I felt my puppy’s tongue lick at my teary cheek.  Then the image of my dogs flashed through my mind, of taking them into the water with me, drowning with me. Except they weren’t calm like me. They were terrified, struggling, pawing at anything they could get at to keep their little heads above the water.  Whining.  Yelping.  Their trusting eyes full of fear, begging me to help them, to get them out, to save them.  They didn’t want to die.

Oh My God!  What was I doing? These dogs were my beloved pets, adopted into my life, and loved as if they were my own children!

I pulled off the road and sat in the car, stunned at what had just happened in my head. It was real, the thoughts, the feelings, the impromptu scheme of drowning myself as I got closer to the bridge. It wasn’t the thought of dying that shook me. What shook me to my core was that I would kill my dogs. That I would inflict fear and death on them, as the last thing they would experience from me. How horrible to do so. I could never kill them. They deserved their life. They trusted me. They followed me. I am their mom, their alpha, they would go anywhere with me.

I could not lead them into suicide with me. I had to take them home.

“I am not drowning myself today. I am not killing my puppies. I love them too much to take them with me.” I said to myself over and over again.

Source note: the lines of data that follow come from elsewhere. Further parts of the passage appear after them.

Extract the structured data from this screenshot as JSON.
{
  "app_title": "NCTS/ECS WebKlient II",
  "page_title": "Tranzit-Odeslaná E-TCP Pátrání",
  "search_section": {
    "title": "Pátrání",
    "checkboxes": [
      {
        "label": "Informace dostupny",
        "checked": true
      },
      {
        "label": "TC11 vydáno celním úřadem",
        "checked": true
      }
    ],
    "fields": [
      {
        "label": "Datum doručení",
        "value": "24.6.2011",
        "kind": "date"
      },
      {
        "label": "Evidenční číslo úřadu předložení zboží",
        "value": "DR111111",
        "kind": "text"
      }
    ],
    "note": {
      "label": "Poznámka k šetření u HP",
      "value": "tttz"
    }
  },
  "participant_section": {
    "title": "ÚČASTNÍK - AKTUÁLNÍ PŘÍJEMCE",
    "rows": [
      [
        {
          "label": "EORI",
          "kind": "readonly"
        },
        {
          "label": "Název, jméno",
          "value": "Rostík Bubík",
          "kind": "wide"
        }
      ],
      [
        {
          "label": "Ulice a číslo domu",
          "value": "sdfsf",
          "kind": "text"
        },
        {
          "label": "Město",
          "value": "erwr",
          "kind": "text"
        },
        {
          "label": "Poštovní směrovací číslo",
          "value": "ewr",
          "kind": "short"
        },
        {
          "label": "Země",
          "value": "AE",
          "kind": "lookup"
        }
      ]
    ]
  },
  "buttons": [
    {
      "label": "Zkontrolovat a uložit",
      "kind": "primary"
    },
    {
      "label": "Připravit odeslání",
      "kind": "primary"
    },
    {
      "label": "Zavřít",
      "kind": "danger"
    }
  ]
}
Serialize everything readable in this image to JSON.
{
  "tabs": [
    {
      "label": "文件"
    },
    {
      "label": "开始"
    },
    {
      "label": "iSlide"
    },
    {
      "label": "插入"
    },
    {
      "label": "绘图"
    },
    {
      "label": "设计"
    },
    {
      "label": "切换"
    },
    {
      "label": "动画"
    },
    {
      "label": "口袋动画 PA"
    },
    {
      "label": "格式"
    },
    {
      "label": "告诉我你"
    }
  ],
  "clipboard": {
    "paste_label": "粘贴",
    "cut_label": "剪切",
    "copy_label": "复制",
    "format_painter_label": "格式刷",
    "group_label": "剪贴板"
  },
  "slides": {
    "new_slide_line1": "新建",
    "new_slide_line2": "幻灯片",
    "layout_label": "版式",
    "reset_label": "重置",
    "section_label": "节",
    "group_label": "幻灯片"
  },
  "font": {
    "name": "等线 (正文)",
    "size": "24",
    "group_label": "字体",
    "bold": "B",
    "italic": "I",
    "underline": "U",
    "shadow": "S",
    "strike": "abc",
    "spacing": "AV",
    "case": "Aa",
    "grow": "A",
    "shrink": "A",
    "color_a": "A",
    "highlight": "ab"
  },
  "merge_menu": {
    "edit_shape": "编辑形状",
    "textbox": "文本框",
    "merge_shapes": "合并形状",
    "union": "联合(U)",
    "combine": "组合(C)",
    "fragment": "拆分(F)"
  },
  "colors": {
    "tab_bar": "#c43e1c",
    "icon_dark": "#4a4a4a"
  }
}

I sat in the car for a long time, sobbing out my relief at what I didn’t do, what didn’t happen. They didn’t know why I was crying, or why I held them so tightly. They were content to just let me.

I took them home and we lived another day.

Thinking back to that day still brings chills up my spine. Even though it never actually occurred, the images of my dogs struggling for their lives as the car filled up with water are still vivid in my mind. I didn’t take my own life that day because I didn’t want to take their lives as collateral damage. They saved me that day, just as surely as if they had dragged me by the neck and doggy paddled me safely to shore.

HPIM8209

Panda 1995-2012

The two dogs from that day have since passed, and still I miss their presence by my side. But I am grateful for the time I had with them. They kept me present, gave their unconditional love and devotion in times when I felt like life was unbearable.  They stayed by my side when I was buried deep in the dark hole that is my bane in this life.  They kept me grounded by giving me their bodies to hold onto when I felt myself drowning.  Without intention or plan, they came into my life and became my therapy dogs.

Thank you, my girls, thank you.